The Repair Station Business
Working in a regulated industry
By Joe Hertzler
All business is regulated to one extent or another, but those of us in the aircraft maintenance repair station business are held to a little higher standard than similar companies in other industries. We are subject to regular inspections and audits from the FAA to ensure that we are in compliance with the regulations that govern the work we do and that the aircraft we approve for return to service are delivered airworthy.
One thing is for sure, business is business and to stay in business, no matter how tight the regulations, a business must be profitable. I believe that it’s the technician on the hangar floor, working to resolve the latest discrepancy on the aircraft that brings profitability to today’s repair station. This month, I want to look at a few of the things that can get in the way of the technician who is working hard to stay profitable.
Is the process you use efficient?

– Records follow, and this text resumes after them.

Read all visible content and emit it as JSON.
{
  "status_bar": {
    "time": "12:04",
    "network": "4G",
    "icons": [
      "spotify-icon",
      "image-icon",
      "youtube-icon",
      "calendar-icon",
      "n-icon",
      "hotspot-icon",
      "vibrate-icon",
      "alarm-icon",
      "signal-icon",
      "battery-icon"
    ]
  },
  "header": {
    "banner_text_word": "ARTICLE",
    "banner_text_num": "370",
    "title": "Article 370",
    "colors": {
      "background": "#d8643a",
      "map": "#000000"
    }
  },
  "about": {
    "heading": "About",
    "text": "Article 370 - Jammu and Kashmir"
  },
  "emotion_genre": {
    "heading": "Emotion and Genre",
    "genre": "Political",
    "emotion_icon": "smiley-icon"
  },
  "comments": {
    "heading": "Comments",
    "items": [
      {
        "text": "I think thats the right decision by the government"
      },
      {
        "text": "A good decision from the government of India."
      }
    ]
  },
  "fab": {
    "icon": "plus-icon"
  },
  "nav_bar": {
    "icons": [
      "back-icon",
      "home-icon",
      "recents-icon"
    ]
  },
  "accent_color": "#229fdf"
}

In years past, the Corporate Aviation maintenance repair station business played a different role in our industry. We supported a very active new aircraft sales group and enjoyed fairly significant new parts margins when we sold parts in addition to the maintenance we performed. Today, it is a little different picture. Manufacturers are handling the sale of most new business aircraft and the parts margins are dwindling. Today, the Corporate Aviation maintenance repair station business must be efficient at completing the work as well and make a profit on labor.
So, whose job is it to get the work done, with the highest quality and in the shortest time? You guessed it, yours. But what about all those regulations? Who is going to comply with all that paper work stuff? You guessed it, you. Get it done fast and in compliance? Seems like those two don’t go together. Well, they do. No one ever said that getting the work done quickly meant sacrificing quality. As a matter of fact, organizing the work so that it gets accomplished in a pre-defined order, with the right tools and the right team usually means faster and with higher quality. Where we usually run into the conflict is with the FAA. In order to incorporate new procedures, we are required to get the FAA involved, and for most of us, that’s like going to the dentist. The FAA will often throw up a brick wall to new procedures not because the procedure is not in compliance, but because they may not have seen it done that way before. To be able to accept the procedure, your inspector would have to research and discover how your new procedure is in compliance. He or she already knows that the old procedure is in compliance and would rather that you just keep doing it (whatever it is) your old way. Like it or not, the FAA’s job is to make sure you are working in compliance with the regulations, not to make it easy for you.
The FAA is not concerned with your profitability
The fact is, it’s not the FAA’s job to make you profitable. It’s the FAA’s job to make sure you’re complying with the regulation and that you run a safe operation. To that end, the FAA primary inspector assigned to your repair station comes by at least once each year to "inspect" your operation. They want to know if you are still following the procedures that were accepted when you applied for and received the repair station certificate.
The development of new procedures that increase the efficiency of your team is dynamic and really should never end. The sad thing is many don’t even try, or they develop and implement new procedures without getting input from the FAA and then get a nasty-gram from the FSDO following the yearly inspection.
Getting new procedures accepted by the FAA can be a time consuming process for someone, likely the Chief inspector or Director of Quality. However, the time is very well spent when the new procedures can improve your profitability. And the time it takes to get approval or acceptance can be reduced greatly with a little planning up front.